Taj Mahal, the wonder of the world and the symbol of love of a king for his queen, stands gloriously in Agra, withstanding the brunt of the weather and time. Despite being one of the most popular monuments of India there are a lot of facts that remain unknown to the people of India and the world. That is a problem and we shall solve it now. Here are 15 facts about the Taj Mahal that you probably didn’t know.
Taj Mahal is actually a Tomb made in the memory of Arjumand Bano Begum, who was given the title of Mumtaz Mahal by Shah Jahan.
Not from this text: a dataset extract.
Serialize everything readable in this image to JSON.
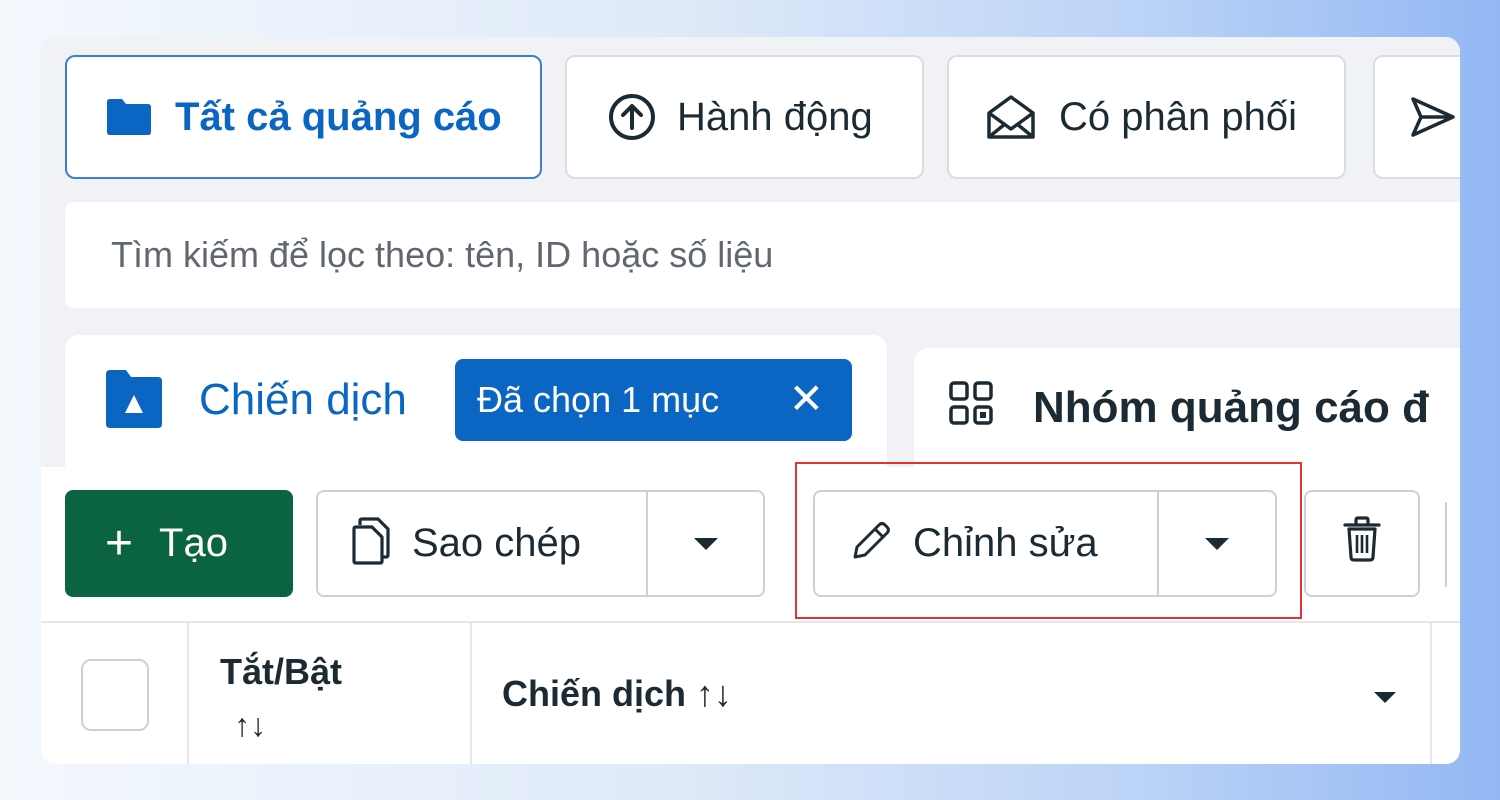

Who died giving birth to their 14th child.
An estimated 20,000 laborers were recruited from all over to contribute to the massive project.
The four minarets (towers) surrounding the Taj Mahal were constructed father away from the main structure than usual. This was done so that if any of them fell, they would fall away from the tomb rather than cause additional damage.
During British rule in India, the garden landscaping was changed to look more like the lawns in London, England. The original garden was adorned with lots of roses and daffodils.
The Taj Mahal contains a working mosque and is closed on Fridays for prayer.
There is no proof to support the long-standing myth that artists and architects involved with the construction of the Taj Mahal were later put to death so that they could never ‘repeat such a beautiful feat.’ Instead, historians believe that they were required to sign contracts.
With construction beginning around 1632 and finishing in 1653, the Taj Mahal took an estimated 22 years to build.
Islamic tradition forbids the decoration of graves, so Shah Jahan and his wife are actually buried in a plain crypt beneath the main inner chamber.
Shah Jahan’s other wives and even his favorite servant are buried in mausoleums just outside of the Taj Mahal.
Over 1,000 elephants were used to transport heavy materials and supplies for construction.
A total of 28 types of precious and semiprecious jewels are set in the marble. The turquoise came from Tibet; jade came from China. Heavy white marble — the principal building material — was transported from Rajasthan.
British soldiers pried precious stones from the walls of the Taj Mahal during the Sepoy Rebellion in 1857.
The Taj Mahal is actually cracking at an alarming rate due to lack of groundwater beneath the structure. Wooden foundations — once submerged — are thought to be rotting. Even the minarets are beginning to lean.
The structure on the western side of the Taj Mahal is thought to have been used as a guest house.
The four sides of the Taj Mahal are perfectly identical creating an astonishingly mirrored image on each side. It uses the principles of self-replicating geometry and symmetry of architectural elements.